- An onboard computer detects that the trigger has been pressed.
- The computer runs some code and decides what to do.
- The gun fires.
Pay attention to step 2. Guns just became software.
In this particular case, Biofire has built a piece of software whose job it is to fire a bullet if and only if an authorized user says to. Yeah, biometrics are controversial, etc etc. That’s beside the point. Remember the properties of software — it’s flexible. Once fire-by-wire works, sure you can use it to do biometric auth. But you don’t have to use it for that. Alternatively or additionally, you can use it to do, oh, anything you want.
People pay a lot of money for fancy triggers today. How about a trigger that can be programmed to have any weight, any number of stages, any feel to the break? And the ability to change all of that anytime you want, or even from shot to shot.
You could do built-in round counters. A built-in shot timer that can show you millisecond analytics on every step of your firing sequence. Strava for guns. Target lock, where the gun only lets a round fly when the sights have settled back onto the target. And the most important thing: the stuff we can’t think of today. The real power of decentralized innovation is in the uses of it that can’t be anticipated. Fire-by-wire makes guns — the literal physical objects — programmable, so for the first time it allows innovation in how guns work to move at the speed of software.
That goes way beyond Biofire. You can imagine a bunch of gun companies making fire-by-wire systems, and then an entire ecosystem of fire control software (both open- and closed-source) on top of that. (Side note: the first prosecution for machine gun software is going to be an interesting test case, and in a facts-on-the-ground sense, widespread fire-by-wire will be the end of machine gun regulation. Get ready for a court case about whether possession of a machine gun download is a felony.)
If fire-by-wire takes hold, it’s going to change the industry.
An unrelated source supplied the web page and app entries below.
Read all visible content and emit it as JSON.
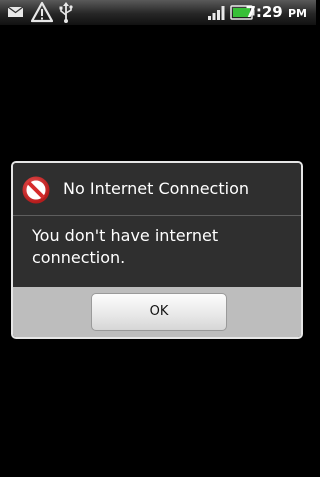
{
  "status_bar": {
    "time": "7:29",
    "time_suffix": "PM",
    "icons": [
      "message-icon",
      "warning-icon",
      "usb-icon",
      "signal-bars-icon",
      "battery-icon"
    ],
    "battery_color": "#38c038"
  },
  "dialog": {
    "icon": "no-entry-icon",
    "icon_color": "#d52b2b",
    "title": "No Internet Connection",
    "message": "You don't have internet connection.",
    "button_label": "OK"
  }
}
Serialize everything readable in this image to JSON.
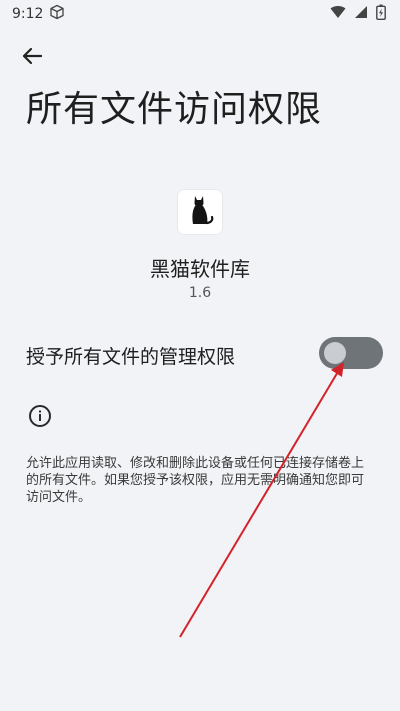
{
  "status_bar": {
    "time": "9:12"
  },
  "header": {
    "title": "所有文件访问权限"
  },
  "app": {
    "name": "黑猫软件库",
    "version": "1.6"
  },
  "permission": {
    "label": "授予所有文件的管理权限",
    "enabled": false
  },
  "info": {
    "description": "允许此应用读取、修改和删除此设备或任何已连接存储卷上的所有文件。如果您授予该权限，应用无需明确通知您即可访问文件。"
  },
  "icons": {
    "status_left": "box-icon",
    "status_right": [
      "wifi-icon",
      "signal-icon",
      "battery-icon"
    ],
    "back": "back-arrow-icon",
    "app": "black-cat-icon",
    "info": "info-icon"
  },
  "colors": {
    "background": "#f1f3f6",
    "toggle_track": "#6f7479",
    "toggle_knob": "#c9cdd1",
    "annotation_arrow": "#d3232a"
  }
}
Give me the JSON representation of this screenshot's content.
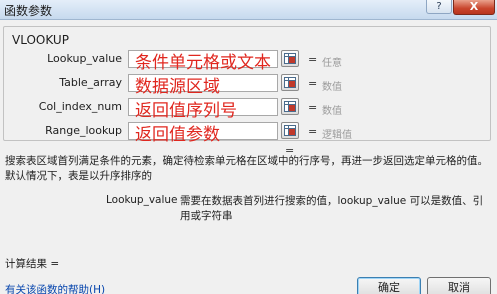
{
  "window": {
    "title": "函数参数",
    "help_button": "?",
    "close_button": "X"
  },
  "function": {
    "name": "VLOOKUP"
  },
  "arguments": [
    {
      "label": "Lookup_value",
      "input": "条件单元格或文本",
      "result": "任意"
    },
    {
      "label": "Table_array",
      "input": "数据源区域",
      "result": "数值"
    },
    {
      "label": "Col_index_num",
      "input": "返回值序列号",
      "result": "数值"
    },
    {
      "label": "Range_lookup",
      "input": "返回值参数",
      "result": "逻辑值"
    }
  ],
  "equals_sign": "=",
  "description": "搜索表区域首列满足条件的元素，确定待检索单元格在区域中的行序号，再进一步返回选定单元格的值。默认情况下，表是以升序排序的",
  "param_help": {
    "name": "Lookup_value",
    "text": "需要在数据表首列进行搜索的值，lookup_value 可以是数值、引用或字符串"
  },
  "calc_result": "计算结果 =",
  "help_link": "有关该函数的帮助(H)",
  "buttons": {
    "ok": "确定",
    "cancel": "取消"
  }
}
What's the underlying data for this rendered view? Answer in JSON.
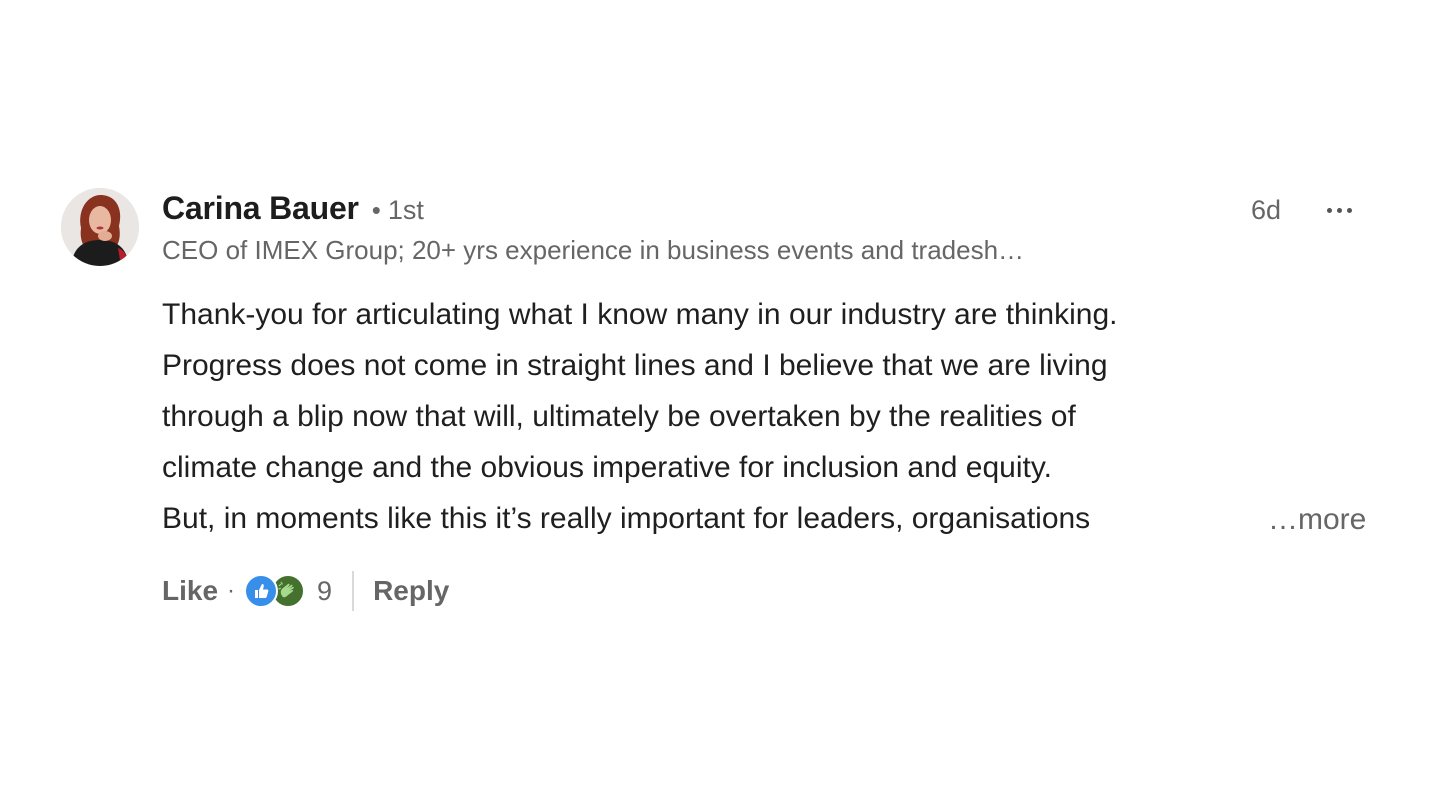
{
  "comment": {
    "author": {
      "name": "Carina Bauer",
      "separator": "•",
      "connection_degree": "1st",
      "headline": "CEO of IMEX Group; 20+ yrs experience in business events and tradesh…",
      "avatar": "profile-photo"
    },
    "timestamp": "6d",
    "menu_icon": "more-horizontal-icon",
    "body_lines": [
      "Thank-you for articulating what I know many in our industry are thinking.",
      "Progress does not come in straight lines and I believe that we are living",
      "through a blip now that will, ultimately be overtaken by the realities of",
      "climate change and the obvious imperative for inclusion and equity.",
      "But, in moments like this it’s really important for leaders, organisations"
    ],
    "see_more_label": "…more",
    "actions": {
      "like_label": "Like",
      "separator": "·",
      "reactions": [
        {
          "type": "like",
          "icon": "thumbs-up-icon",
          "color": "#378fe9"
        },
        {
          "type": "celebrate",
          "icon": "clapping-hands-icon",
          "color": "#44712e"
        }
      ],
      "reaction_count": "9",
      "reply_label": "Reply"
    }
  }
}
Literally — it’ll be a different set of companies. History tells us that when an industry’s foundational technology changes, most of the incumbent companies don’t survive the shift. This is textbook innovator’s dilemma stuff. If your core competency needs to change from selling pistol contracts to the government to writing consumer software that integrates with the top 2-3 most popular fire control APIs, it’s probably not going to go well for you.
But it’s going to go great for consumers, because it means they’re benefitting from competition. We’re not sure if fire-by-wire is going to spread. But if it does, it’s already pretty certain what that scenario is going to look like: tons of new companies popping up to innovate in guns at the speed of software; guns becoming increasingly personalized, easy to use, and hard to restrict; and consumers benefitting from the booming ecosystem.
Again, Kloepfer might not want Biofire to be front and center in the gun control debate, but if the technology he’s developing works as planned I don’t think he’s gonna have much of a choice.
Check out the entire conversation with Kai Kloepfer in the video window below, and let us know what you think about “smart” guns in the comments, along with any questions you might have if and when Kloepfer joins us for another appearance on Cam & Company.